The following was written for an undergraduate political science course at the University of Kansas called “Women, Gender and the Law.”
A few years ago, I had the opportunity to speak with the controversial, but empowering Sheryl Sandberg and the similarly infamous Lilly Ledbetter, which exposed me to the persistent gender wage gap in America. In the United States, the lack of work-pay equity threatens the livelihoods of men and women alike, as it affirms damaging patriarchial structures in our society. Because of issues stemming from long-term sexism, women – particularly women of color – are not paid the same as men for the exact same work. Thus, this issue represents and intersection of gender, sexuality and the law but further involves elements of class and race.
Wage issues can be awkward to speak about publicly. In her speech at the University of Kansas last fall, Lilly Ledbetter pointed out that a large reason why women do not bring up issues concerning wages is because speaking about earnings is not socially accepted. This sparked my attention. As a senior in college, I questioned what I would experience post graduation, as statistics show that a women in the exact same job as a man will still make less. Currently, full-time working white women are paid only 78 percent of what white men earn and a pay gap exists in almost every occupation – from teaching to engineering (AAUW). In addition, this is an ageist issue as the pay gap grows as women grow older. As previously noted, this is also an issue concerning race and class, as the pay gap is much worse for women of color. Hispanic women, for example, make just 54 percent of white men’s earnings. These lost funds, which could be used to end the cycle of poverty in the United States, instead make it worse.
In recent years, policymakers have used the law to change the current system of inequality. The Lilly Ledbetter Fair Pay Act of 2009 amended the Civil Rights Act to protect the time limit for equal-pay lawsuits. In less progressive news, Senate Republicans blocked the Paycheck Fairness Act for the fourth time just last week (Daily Kos). This bill would put a higher standard on employers for wage discrimination, puts stronger penalties in place, and allows women to gain access to financial records more easily. Some Senate Republicans believe that the act encourages useless lawsuits, but I hold the belief that a lawsuit that protects a women’s livelihood cannot possibly be useless.
The reasons for a lack of equal pay for women are rooted in personal and institutional sexism. As women began entering the workplace after World War Two, the jobs open to them were not the same types of jobs available to men. Because of the perceived notion that women are weaker than men and that they must be the primary caretakers of children, careers often included work that could be done at home. Conversely, for the women in the workplace, society thinks that careers – like nursing or teaching young children – are more suited to women because of their maternal nature. Secretarial or cleaning work was thought to be more suited to women because it did not involve as much creativity or critical thinking skills, of which society thinks men solely possess. Thus comes into play the argument that is most common in American society – that women simply choose jobs that are low paying.
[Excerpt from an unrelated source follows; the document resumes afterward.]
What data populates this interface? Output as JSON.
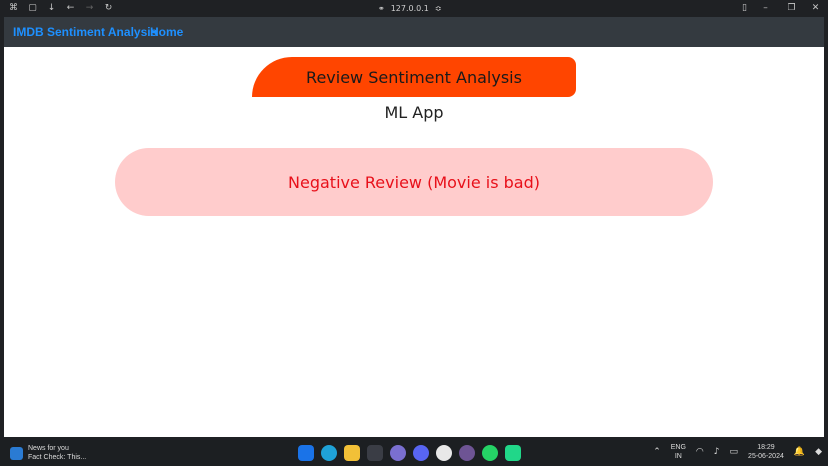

And this is exactly the point: the structures and institutions currently in place both encourage women to choose careers that are historically lower-paying and pay less for specific careers that society considers are more suited to women. This system devalues women and allows employers even today to further this sexist, racist, classist and ageist agenda.
The ramifications of a system that does not treat all genders fairly in one realm – equal wages – instills the same sexism in all other areas of life.
If women are mistreated in the workplace, chances are high that they are being treated poorly personally as well. As previously stated, when poor women are not being paid the same sum as men, the difference in funds adds to the cycle of poverty already in place and women can be unable to care for children or provide adequate healthcare for themselves.
In addition, if a woman is aware that she is paid less than her male counterpart in the workplace, she may not pursue higher education or training opportunities, which could help her climb the ranks. Psychologically, this system of inequality hurts women because it tells them that they are less valued, and it provides men the idea that they are somehow worth more than women. Though the wage gap may seem to some a small problem, this system perpetuates long-term oppression.
Questions still exist in the work-pay equity movement about the reasons why women are paid less than men. Is it because they choose lower-paying jobs? Or maybe it is due to the fact that women are caretakers and work more part-time jobs than men? Regardless of these questions, the facts remain: in the exact same, full-time job, a wage gap exists to which society must be held accountable. Gender, sexuality and the law coincide on this issue and though many policymakers are working to improve the status quo, advocates must continue to advocate for positive change.
The Institute for Women’s Policy Research has more statistics on pay equity, available here.